incongruities within the text,but I still found it valuable).
Post by Bob Pease
If I did it in Math Class, students would be standing in line at the Dean's
Office.
LOL

Steve
Margo Schulter
2005-04-18 22:21:16 UTC
Permalink
Post by Steve Latham
Post by Bob Pease
"Well, normally, that would be cool, but There's something here we didn't
tell you about..so here's a SURPRISING NEW RULE to cover this situation."
It just seems to be peculiar psychology to do this, but maybe they were used
to it in those days.
Hi, everyone, and here I consider a very important factor in Fux the
affectionate trust between teacher and student, so that the "surprise"
is presented in a friendly way, not an attempt to put down the
student.

In fact, I find the trial and error a very natural approach reflecting
what happens when one sets out to learn a complex set of stylistic
conventions -- as long as the corrections are friendly and encouraging.
Post by Steve Latham
Bob, I can't remember any of my fancy book learnin, but I think this (and
please correct me someone if I'm wrong) is called the Socratic method,
versus whatever the "normal" way (Aristotlean?) would be. The basic premise
Bob write a melody.
Bob writes melody.
Very nice Bob, but this, this, this, this, and this is wrong.
Oh great master forgive me, but how will I know how to do it right when you
haven't told me.
Patience my son, you will learn (after I make you feel totally incompetent
by frustrating you).
While learning through mistakes might install a degree of humility
(the kind of thing I experience, for example, when I find that I'm
playing a passage on keyboard and concluding on the wrong note, or at
least an unintended finger for the intended note), it needn't make
someone feel "totally incompetent" -- this is where the tone of the
teacher, or the text, can in my view make a difference.

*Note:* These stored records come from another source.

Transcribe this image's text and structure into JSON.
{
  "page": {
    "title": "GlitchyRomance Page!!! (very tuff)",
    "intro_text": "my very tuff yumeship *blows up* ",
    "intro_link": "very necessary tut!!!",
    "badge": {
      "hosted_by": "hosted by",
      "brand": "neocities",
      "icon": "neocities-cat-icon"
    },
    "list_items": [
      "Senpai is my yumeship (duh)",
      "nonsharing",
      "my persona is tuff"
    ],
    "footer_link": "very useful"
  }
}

This isn't to say that there hasn't been a lot of abusive teaching of
music, neatly satirized around 1700 by Niedt in an entertaining
introduction to his treatise on thoroughbass (a favorite from the
original _Source Readings in Music History_).
Post by Steve Latham
If you want to work through something, you might try Robert Gauldin's
Practical Approach to 16th Century Cpt (there's an 18th cent too) - it's a
little more, well, practical, and MUCH more modern! (there's a lot of
incongruities within the text,but I still found it valuable).
Apart from the question of style here discussed, I would agree that
Fux is presenting only one method, and that there's a lot to be said
for a "direct approach" to 16th-century counterpoint following the
texts of that period, and some modern presentations like Gauldin's.

One difference is that both the 16th-century sources and these modern
approaches tend to do a bit of note-against-note counterpoint and then
move to "diminished counterpoint" with a variety of note values. Some
modern texts also give a lot of early attention to the patterns of
16th-century _melody_ and rhythm.

Also, modern texts tend to be based on a thorough stylistic analysis
of 16th-century compositions.

Thus I enjoy Fux both as an interesting approach and as great musical
literature, but would tend to rely more on 16th-century and modern
"direct" approaches as a primary strategy.

Most appreciatively,

Margo Schulter
***@bestii.com

Continue reading on narkive:
Loading...